* TASK INSTRUCTIONS: Note each line of the listing that contains the string "this", and copy it.

* DATASET:
=-=-=-=-=
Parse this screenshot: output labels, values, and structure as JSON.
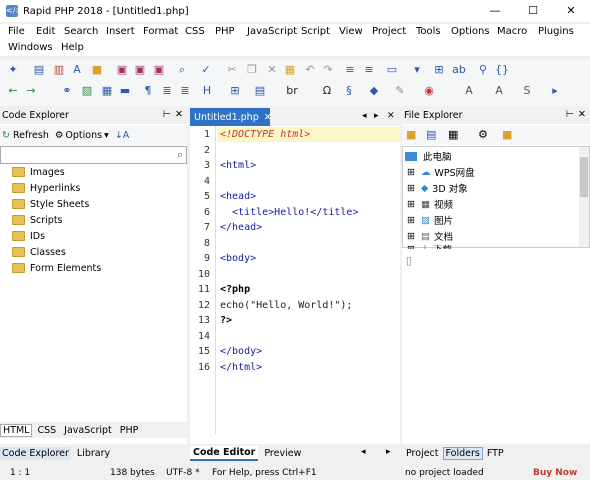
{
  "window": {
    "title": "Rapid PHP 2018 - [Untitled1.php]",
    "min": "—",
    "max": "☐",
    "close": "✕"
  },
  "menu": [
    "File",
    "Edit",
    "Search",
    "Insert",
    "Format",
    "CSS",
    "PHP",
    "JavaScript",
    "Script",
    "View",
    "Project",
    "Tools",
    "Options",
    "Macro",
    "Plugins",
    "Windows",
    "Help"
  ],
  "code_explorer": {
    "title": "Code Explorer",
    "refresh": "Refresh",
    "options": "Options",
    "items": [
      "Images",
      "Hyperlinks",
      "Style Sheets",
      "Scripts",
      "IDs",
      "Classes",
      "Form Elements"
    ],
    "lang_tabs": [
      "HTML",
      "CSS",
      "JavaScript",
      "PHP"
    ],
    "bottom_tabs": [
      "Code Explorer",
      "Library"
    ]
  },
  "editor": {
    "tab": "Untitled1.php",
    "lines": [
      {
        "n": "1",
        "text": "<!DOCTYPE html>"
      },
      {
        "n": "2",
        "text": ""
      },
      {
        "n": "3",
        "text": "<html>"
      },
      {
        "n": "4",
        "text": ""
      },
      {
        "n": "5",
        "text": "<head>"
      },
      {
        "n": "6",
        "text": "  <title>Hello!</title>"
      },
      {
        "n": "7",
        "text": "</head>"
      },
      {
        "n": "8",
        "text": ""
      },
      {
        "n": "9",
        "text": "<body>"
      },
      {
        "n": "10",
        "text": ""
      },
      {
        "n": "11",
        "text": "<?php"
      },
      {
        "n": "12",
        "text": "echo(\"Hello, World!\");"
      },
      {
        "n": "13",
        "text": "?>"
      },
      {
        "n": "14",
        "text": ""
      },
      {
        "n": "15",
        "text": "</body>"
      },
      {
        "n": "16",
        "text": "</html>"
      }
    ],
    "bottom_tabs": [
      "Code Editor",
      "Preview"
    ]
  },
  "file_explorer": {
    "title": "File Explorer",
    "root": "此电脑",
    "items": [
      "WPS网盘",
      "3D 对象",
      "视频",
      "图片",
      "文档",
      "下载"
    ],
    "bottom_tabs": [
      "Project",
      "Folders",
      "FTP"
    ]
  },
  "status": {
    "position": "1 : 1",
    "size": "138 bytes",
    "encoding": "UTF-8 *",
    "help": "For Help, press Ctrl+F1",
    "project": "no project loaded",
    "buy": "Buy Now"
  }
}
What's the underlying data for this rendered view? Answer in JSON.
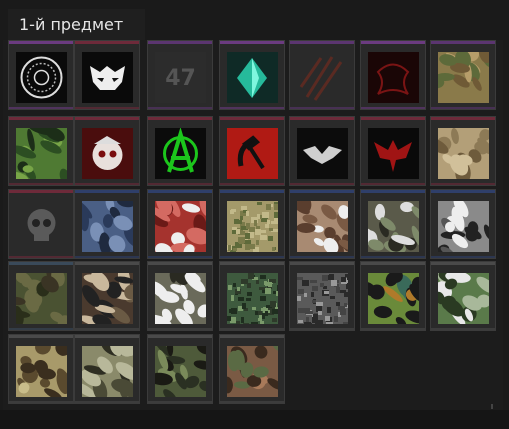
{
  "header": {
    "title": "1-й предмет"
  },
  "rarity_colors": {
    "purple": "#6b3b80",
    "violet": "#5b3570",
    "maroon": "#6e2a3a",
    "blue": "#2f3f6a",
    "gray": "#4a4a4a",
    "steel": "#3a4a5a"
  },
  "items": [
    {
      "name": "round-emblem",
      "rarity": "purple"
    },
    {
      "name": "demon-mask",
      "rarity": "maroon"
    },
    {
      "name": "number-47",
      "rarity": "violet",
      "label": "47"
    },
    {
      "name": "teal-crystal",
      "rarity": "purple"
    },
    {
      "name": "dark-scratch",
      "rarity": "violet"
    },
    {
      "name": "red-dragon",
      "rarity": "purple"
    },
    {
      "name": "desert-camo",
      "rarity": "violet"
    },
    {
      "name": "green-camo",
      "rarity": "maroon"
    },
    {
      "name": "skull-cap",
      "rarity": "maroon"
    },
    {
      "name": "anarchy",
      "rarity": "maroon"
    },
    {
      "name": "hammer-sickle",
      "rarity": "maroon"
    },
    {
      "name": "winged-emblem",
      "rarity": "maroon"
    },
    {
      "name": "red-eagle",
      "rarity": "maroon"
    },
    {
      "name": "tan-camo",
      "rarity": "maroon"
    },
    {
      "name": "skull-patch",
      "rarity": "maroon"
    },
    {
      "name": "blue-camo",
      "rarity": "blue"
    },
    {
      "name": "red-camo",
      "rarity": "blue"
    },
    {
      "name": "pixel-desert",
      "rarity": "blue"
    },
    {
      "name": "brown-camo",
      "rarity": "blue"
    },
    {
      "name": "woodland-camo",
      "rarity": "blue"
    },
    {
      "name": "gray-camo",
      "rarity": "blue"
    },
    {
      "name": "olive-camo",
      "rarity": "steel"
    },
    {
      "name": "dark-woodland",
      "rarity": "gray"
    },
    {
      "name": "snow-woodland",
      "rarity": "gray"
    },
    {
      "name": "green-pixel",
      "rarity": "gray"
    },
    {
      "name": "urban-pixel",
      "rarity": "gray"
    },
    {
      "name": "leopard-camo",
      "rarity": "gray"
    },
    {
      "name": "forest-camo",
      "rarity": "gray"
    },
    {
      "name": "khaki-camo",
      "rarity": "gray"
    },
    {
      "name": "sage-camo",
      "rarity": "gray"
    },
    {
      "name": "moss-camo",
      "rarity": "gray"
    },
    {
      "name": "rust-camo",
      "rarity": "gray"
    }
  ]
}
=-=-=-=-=
* WRITTEN RESPONSE:
Parse this screenshot: output labels, values, and structure as JSON.
What's the underlying data for this rendered view? Answer in JSON.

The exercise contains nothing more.